    Q – Did you try different combinations?
    A – Yes in the opening section of the article it says – “Moving Average lengths varying from from 5 – 300 days or 60 weeks.” A full list of all 948 averages with their results can be found in the accompanying excel document available for download.

    Q – What is the mechanics once a buy or sell signal is generated, i.e. do you use the next day/week opening as your buy or sell price in calculating your results?
    A – In the notes under ‘~’ at the bottom of the article it says “An entry signal to go long (or exit signal to cover a short) for each average tested was generated with a close above that average and an exit signal (or entry signal to go short) was generated on each close below that moving average… Trades were tested using End Of Day (EOD) and End Of Week (EOW) signals for both Daily and Weekly data. Eg. Daily data with an EOW signal would require the Week to finish above a Daily Moving Average to open a long or close a short while Weekly data with EOD signals would require the Daily price to close above a Weekly Moving Average to open a long or close a short and vice versa.

    Q – It appears EMA’s performed better in this study, so why not use them in your ETF HQ report?
    A – Great question! In the ETF HQ Report we use moving averages to look for support and resistance levels. Such levels are created by people trading off them so they tend to occur at easy to identify areas like round numbers and the most commonly used averages like the 50 and 100 day SMA.

    We don’t use EMAs to identify support and resistance in the weekly reports becuase they are not as commonly used by traders. However research shows that EMAs produce superior entry and exit signals purely on a mechanical basis.

    Thanks for your questions
    Derry


  8. Rabello9
    6 years ago

    Great and insightful research Derry!
    I was wondering if you have ever tested the performance of EMAs using crossovers between two EMAs as trading signals…?


    • Derry Brown
      6 years ago

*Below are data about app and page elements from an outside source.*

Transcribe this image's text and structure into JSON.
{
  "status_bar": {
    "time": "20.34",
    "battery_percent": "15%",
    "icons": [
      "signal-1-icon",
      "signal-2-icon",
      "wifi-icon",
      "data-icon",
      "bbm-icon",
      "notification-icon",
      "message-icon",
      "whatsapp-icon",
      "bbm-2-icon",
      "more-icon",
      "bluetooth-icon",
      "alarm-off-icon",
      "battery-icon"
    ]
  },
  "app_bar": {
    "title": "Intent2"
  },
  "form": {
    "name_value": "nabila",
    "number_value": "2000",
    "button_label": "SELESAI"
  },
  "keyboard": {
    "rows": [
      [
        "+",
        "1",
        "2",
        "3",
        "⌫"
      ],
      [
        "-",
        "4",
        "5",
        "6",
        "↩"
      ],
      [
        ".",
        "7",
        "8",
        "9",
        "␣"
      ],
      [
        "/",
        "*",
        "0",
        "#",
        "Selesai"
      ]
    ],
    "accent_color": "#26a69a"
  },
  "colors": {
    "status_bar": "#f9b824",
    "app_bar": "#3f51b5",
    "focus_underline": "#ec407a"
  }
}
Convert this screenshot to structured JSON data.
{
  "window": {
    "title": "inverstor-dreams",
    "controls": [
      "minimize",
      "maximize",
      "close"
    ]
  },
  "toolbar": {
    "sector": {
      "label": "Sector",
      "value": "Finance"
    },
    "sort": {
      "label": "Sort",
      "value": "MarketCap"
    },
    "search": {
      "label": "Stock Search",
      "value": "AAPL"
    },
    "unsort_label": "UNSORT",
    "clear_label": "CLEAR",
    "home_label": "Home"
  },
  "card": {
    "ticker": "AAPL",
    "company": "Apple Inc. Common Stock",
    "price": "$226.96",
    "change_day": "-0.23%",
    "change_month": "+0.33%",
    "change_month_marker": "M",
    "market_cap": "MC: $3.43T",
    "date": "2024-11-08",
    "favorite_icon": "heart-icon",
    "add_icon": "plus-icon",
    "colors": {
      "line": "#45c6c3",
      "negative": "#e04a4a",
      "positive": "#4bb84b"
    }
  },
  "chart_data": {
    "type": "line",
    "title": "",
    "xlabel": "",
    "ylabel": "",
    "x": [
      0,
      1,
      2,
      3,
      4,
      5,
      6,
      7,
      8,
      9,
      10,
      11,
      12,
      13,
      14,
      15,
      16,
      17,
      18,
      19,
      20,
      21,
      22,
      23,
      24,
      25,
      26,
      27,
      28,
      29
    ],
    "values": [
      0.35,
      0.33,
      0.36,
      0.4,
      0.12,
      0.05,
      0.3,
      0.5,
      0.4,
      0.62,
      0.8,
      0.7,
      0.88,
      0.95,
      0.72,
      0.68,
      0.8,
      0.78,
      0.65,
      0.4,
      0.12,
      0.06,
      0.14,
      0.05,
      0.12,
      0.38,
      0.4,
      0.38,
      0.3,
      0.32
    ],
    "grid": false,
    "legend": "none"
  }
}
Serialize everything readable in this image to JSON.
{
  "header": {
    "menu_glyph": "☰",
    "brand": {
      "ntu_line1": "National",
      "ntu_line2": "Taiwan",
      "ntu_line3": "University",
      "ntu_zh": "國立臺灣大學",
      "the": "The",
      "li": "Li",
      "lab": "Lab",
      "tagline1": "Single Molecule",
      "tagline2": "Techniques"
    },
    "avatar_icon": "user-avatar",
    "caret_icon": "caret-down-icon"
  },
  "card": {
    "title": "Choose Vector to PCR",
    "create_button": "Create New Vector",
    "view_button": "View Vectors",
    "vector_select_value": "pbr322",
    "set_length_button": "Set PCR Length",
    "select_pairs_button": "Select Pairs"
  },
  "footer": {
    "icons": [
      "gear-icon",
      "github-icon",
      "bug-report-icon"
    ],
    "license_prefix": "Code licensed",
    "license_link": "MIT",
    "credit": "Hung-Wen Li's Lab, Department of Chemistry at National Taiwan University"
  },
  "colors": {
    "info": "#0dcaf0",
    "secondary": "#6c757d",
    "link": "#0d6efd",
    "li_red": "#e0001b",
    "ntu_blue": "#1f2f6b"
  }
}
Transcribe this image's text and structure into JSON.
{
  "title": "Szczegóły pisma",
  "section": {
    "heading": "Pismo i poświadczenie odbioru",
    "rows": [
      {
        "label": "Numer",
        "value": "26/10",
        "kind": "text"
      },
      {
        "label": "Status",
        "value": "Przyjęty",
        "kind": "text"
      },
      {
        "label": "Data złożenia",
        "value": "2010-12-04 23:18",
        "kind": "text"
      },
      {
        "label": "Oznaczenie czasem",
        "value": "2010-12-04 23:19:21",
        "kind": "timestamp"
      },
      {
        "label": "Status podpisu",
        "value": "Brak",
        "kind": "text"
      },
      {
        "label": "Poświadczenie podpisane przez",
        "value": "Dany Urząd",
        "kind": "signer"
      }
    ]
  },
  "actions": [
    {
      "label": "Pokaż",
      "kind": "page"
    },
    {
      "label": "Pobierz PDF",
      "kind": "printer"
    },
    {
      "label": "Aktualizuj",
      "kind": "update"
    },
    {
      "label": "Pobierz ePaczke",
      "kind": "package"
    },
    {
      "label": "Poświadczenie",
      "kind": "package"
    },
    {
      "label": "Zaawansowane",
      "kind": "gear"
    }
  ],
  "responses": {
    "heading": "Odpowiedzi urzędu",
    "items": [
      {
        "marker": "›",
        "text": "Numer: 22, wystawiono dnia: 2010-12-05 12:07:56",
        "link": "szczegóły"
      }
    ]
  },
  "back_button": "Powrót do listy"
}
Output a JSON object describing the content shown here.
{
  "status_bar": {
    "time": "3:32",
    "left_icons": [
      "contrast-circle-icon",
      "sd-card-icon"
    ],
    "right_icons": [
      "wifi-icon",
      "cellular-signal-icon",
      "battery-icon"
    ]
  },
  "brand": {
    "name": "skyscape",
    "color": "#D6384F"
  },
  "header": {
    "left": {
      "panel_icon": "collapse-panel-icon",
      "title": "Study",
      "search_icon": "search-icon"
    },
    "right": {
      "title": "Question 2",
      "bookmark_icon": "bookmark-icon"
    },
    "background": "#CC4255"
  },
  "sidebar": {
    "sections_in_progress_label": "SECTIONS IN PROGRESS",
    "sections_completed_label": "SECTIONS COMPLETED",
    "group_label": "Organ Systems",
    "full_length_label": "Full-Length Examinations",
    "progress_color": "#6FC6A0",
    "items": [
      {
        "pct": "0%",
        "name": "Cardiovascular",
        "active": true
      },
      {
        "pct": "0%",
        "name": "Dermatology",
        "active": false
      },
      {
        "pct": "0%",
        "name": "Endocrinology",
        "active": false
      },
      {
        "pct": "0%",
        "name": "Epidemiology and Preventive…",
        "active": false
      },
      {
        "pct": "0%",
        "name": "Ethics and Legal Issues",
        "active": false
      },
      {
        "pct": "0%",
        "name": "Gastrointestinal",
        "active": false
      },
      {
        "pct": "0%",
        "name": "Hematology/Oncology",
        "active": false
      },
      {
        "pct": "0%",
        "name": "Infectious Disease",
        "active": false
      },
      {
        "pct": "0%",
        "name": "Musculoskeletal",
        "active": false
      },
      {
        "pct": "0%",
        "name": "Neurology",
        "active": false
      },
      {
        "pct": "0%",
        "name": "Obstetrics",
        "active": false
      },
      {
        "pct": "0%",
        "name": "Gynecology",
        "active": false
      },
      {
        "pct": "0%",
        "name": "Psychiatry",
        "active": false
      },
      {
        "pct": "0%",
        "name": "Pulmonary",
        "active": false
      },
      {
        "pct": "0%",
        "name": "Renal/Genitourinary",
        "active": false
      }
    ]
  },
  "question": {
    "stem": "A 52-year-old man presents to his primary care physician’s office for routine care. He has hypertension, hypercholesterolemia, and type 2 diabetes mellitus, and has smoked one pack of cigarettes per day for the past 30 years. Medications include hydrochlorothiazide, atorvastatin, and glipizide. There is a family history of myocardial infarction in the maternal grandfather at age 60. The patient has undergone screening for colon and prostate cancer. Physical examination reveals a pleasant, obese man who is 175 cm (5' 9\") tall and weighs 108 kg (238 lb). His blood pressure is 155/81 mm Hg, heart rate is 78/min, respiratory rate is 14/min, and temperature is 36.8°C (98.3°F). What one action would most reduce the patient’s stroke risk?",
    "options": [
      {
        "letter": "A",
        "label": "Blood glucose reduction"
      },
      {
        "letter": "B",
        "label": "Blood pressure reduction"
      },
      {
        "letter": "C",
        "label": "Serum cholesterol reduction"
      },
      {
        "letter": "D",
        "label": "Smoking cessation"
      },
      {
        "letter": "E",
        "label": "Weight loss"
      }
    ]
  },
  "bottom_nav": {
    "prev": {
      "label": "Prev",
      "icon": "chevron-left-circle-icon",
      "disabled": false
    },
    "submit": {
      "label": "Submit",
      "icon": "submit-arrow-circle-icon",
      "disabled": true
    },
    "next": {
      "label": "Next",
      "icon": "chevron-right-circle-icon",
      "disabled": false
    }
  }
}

      Hi Rabello9,

      I have run some tests but not the full breakdown of all combinations.  This is on the to-do list and we will get to it eventually.  Thanks for your feedback.

      Cheers
      Derry

Link to our Rss Page
Link to our Twitter Page